So it seems George W. Bush is not really conservative.
Nor are Mitt Romney, John McCain and, indeed, the vast majority of the Republican Party. Or so I'm told by a number of readers who took exception to a recent column lambasting Mr. Romney for his speech at the GOP convention. In it, Mr. Romney declared that the way to fix Washington is to turn it over to conservatives. If you didn't know any better, said I, you'd think conservatives had not been in charge most of the last decade. This kind of babblespeak, I argued, has become increasingly characteristic of the political right.
Except, according to my correspondents, those conservatives in charge weren't really conservative at all. As Roy from Sanger, Calif., put it in an e-mail: "If you believe what we have had in D.C. so far this century is a conservative Washington, your perceptions are colored by a memory loss of what real conservatism looks like. Bring back to life 'real' conservatives who died before 1996, and they would think only one party ruled in D.C. now, the tax and spend, spend and spend some more party."
The funny thing is, I agree. Stack the traditional definition of "conservative" alongside the events of the last few years, and it's hard not to. It is, for example, difficult to find evidence of government getting out of people's way in the Terri Schiavo affair. Or evidence of lean, mean government efficiency in the Hurricane Katrina debacle. Or evidence of fiscal restraint in a projected $500 billion budget deficit. Or evidence of foreign policy pragmatism in the invasion of a country that had not attacked us and did not threaten to. Or evidence of accountability in the eagerness to duck blame for all the above.
Conservatism, an ideology once driven by principle, has shrunk until its purview can be, and often is, delineated in three syllables: God, guns, gays. Worse, it has embraced a win-at-all-costs ethos and intellectual dishonesty that are, even by the seamy standards of modern politics, astonishing.
To pick just one of many available illustrations: Last month, Karl Rove praised the choice of Sarah Palin as John McCain's running mate, citing, among other things, her two long years as governor of Alaska and her experience as mayor of Wasilla, which has a population smaller than some apartment complexes. This came a few weeks after Mr. Rove said Tim Kaine was unfit to be Sen. Barack Obama's running mate because he, Mr. Kaine, had been governor of Virginia "only" two years, before which he was mayor of Richmond - which, with about 200,000 residents, is "not a big town."
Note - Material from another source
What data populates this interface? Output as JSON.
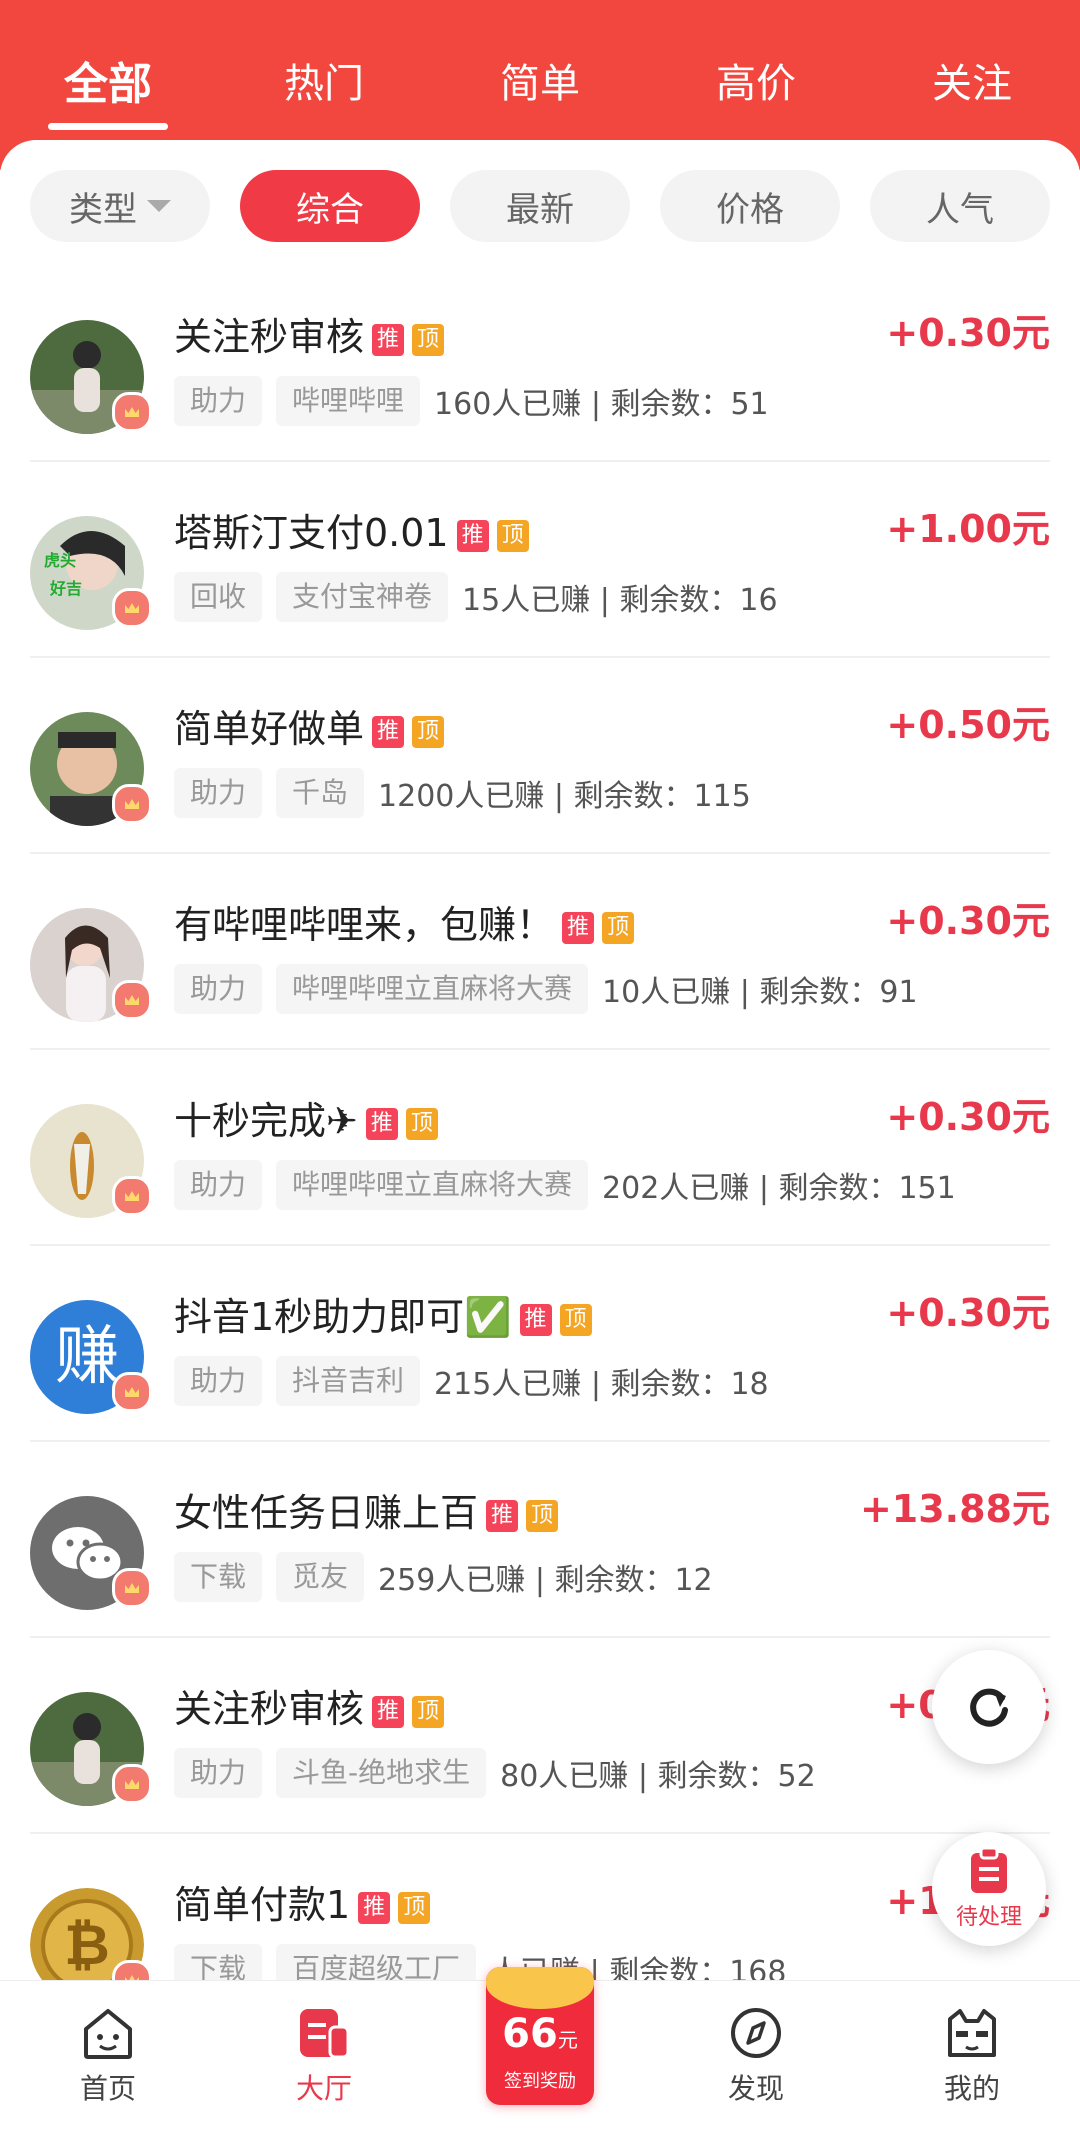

Now, I don't care what your ideology is: You cannot, if you've got half a brain, define that as anything but hypocrisy. And if true conservatives hate seeing that kind of duplicity associated with conservatism, I understand. But I have a question for them: Where have you been the last 15 years? Where were you when conservatism was untethered from principle, unhooked from reality? Where were you when it became smug and self-righteous, when it traded its integrity for situational outrage, its credibility for angry certitude, its honor for ballot box success? Where were you when it sold out to evangelicals and anti-intellectuals? Where were you when it got hijacked?
American Muslims are often challenged to speak out against extremists in their religion, but for my money, that challenge can more fairly be leveled at those people Roy calls real conservatives. They sat silent as their principles were discarded, as their very name was stolen and used to drive the country off a cliff. I hope e-mails like Roy's mean their long silence is about to be broken, but I have some advice for him and anyone else who doesn't think the Republicans are truly conservative:
Don't tell me. Tell the Republicans.
Leonard Pitts Jr. is a columnist for The Miami Herald. His column appears regularly in The Baltimore Sun. His e-mail is email@example.com.